Across the entries, count the lines that include "title" and report only that number.
Top of Input data
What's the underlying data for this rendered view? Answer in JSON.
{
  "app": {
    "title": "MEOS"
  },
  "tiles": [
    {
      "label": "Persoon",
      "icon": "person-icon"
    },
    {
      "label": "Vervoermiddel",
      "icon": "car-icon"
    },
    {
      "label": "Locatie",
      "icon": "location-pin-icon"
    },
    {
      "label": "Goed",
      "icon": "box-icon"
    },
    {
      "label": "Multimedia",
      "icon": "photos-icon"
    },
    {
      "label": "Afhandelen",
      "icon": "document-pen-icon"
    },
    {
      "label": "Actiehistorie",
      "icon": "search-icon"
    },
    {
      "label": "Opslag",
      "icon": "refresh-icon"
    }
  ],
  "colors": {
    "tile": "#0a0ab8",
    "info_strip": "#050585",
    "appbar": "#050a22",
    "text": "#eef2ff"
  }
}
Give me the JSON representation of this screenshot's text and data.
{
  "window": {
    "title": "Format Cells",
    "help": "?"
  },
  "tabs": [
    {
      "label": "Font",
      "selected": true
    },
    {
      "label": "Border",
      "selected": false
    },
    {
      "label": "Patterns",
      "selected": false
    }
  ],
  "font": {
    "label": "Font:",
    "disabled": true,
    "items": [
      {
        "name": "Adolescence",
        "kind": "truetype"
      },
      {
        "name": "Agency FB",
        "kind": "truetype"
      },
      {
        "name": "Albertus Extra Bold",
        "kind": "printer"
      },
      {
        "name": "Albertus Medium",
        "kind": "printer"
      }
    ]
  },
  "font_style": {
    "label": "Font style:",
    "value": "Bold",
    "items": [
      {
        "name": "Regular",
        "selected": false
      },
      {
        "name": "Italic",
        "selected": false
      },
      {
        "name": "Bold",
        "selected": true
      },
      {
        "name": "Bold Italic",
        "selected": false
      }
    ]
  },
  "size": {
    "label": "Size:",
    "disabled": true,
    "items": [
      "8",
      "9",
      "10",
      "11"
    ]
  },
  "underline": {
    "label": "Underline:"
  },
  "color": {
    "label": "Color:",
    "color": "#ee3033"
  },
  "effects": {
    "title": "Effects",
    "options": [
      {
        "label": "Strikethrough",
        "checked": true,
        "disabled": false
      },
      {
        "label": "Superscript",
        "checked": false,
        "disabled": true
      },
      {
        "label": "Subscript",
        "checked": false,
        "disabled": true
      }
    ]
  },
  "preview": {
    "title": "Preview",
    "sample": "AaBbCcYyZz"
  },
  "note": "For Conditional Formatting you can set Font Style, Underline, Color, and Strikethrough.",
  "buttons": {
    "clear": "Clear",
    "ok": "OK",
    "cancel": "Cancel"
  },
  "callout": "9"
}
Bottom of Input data
Answer to this problem: 4